## Exercise
Leave out the images and return all the data word for word.
******************************
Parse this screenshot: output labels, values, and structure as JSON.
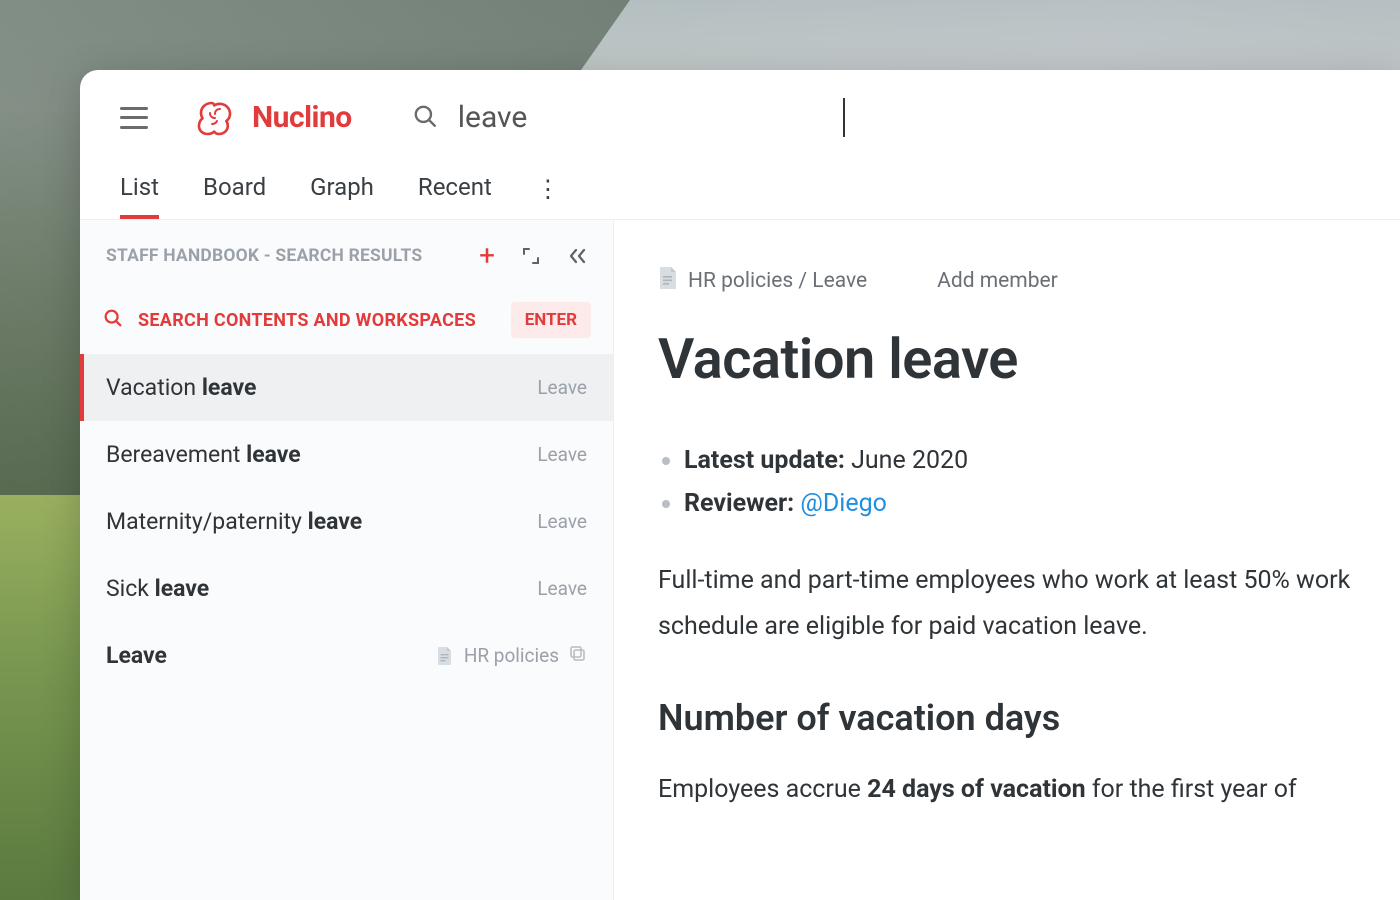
{
  "brand": {
    "name": "Nuclino"
  },
  "search": {
    "value": "leave"
  },
  "tabs": [
    {
      "label": "List",
      "active": true
    },
    {
      "label": "Board",
      "active": false
    },
    {
      "label": "Graph",
      "active": false
    },
    {
      "label": "Recent",
      "active": false
    }
  ],
  "sidebar": {
    "title": "STAFF HANDBOOK - SEARCH RESULTS",
    "search_contents_label": "SEARCH CONTENTS AND WORKSPACES",
    "enter_badge": "ENTER",
    "results": [
      {
        "prefix": "Vacation ",
        "bold": "leave",
        "suffix": "",
        "category": "Leave",
        "active": true
      },
      {
        "prefix": "Bereavement ",
        "bold": "leave",
        "suffix": "",
        "category": "Leave",
        "active": false
      },
      {
        "prefix": "Maternity/paternity ",
        "bold": "leave",
        "suffix": "",
        "category": "Leave",
        "active": false
      },
      {
        "prefix": "Sick ",
        "bold": "leave",
        "suffix": "",
        "category": "Leave",
        "active": false
      },
      {
        "prefix": "",
        "bold": "Leave",
        "suffix": "",
        "category": "HR policies",
        "active": false,
        "has_doc_icon": true,
        "has_copy_icon": true
      }
    ]
  },
  "main": {
    "breadcrumb": "HR policies / Leave",
    "add_member": "Add member",
    "title": "Vacation leave",
    "latest_update_label": "Latest update:",
    "latest_update_value": " June 2020",
    "reviewer_label": "Reviewer:",
    "reviewer_mention": "@Diego",
    "intro": "Full-time and part-time employees who work at least 50% work schedule are eligible for paid vacation leave.",
    "section_heading": "Number of vacation days",
    "section_body_prefix": "Employees accrue ",
    "section_body_bold": "24 days of vacation",
    "section_body_suffix": " for the first year of"
  }
}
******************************
## Response box
Parse this screenshot: output labels, values, and structure as JSON.
{
  "brand": {
    "name": "Nuclino"
  },
  "search": {
    "value": "leave"
  },
  "tabs": [
    {
      "label": "List",
      "active": true
    },
    {
      "label": "Board",
      "active": false
    },
    {
      "label": "Graph",
      "active": false
    },
    {
      "label": "Recent",
      "active": false
    }
  ],
  "sidebar": {
    "title": "STAFF HANDBOOK - SEARCH RESULTS",
    "search_contents_label": "SEARCH CONTENTS AND WORKSPACES",
    "enter_badge": "ENTER",
    "results": [
      {
        "prefix": "Vacation ",
        "bold": "leave",
        "suffix": "",
        "category": "Leave",
        "active": true
      },
      {
        "prefix": "Bereavement ",
        "bold": "leave",
        "suffix": "",
        "category": "Leave",
        "active": false
      },
      {
        "prefix": "Maternity/paternity ",
        "bold": "leave",
        "suffix": "",
        "category": "Leave",
        "active": false
      },
      {
        "prefix": "Sick ",
        "bold": "leave",
        "suffix": "",
        "category": "Leave",
        "active": false
      },
      {
        "prefix": "",
        "bold": "Leave",
        "suffix": "",
        "category": "HR policies",
        "active": false,
        "has_doc_icon": true,
        "has_copy_icon": true
      }
    ]
  },
  "main": {
    "breadcrumb": "HR policies / Leave",
    "add_member": "Add member",
    "title": "Vacation leave",
    "latest_update_label": "Latest update:",
    "latest_update_value": " June 2020",
    "reviewer_label": "Reviewer:",
    "reviewer_mention": "@Diego",
    "intro": "Full-time and part-time employees who work at least 50% work schedule are eligible for paid vacation leave.",
    "section_heading": "Number of vacation days",
    "section_body_prefix": "Employees accrue ",
    "section_body_bold": "24 days of vacation",
    "section_body_suffix": " for the first year of"
  }
}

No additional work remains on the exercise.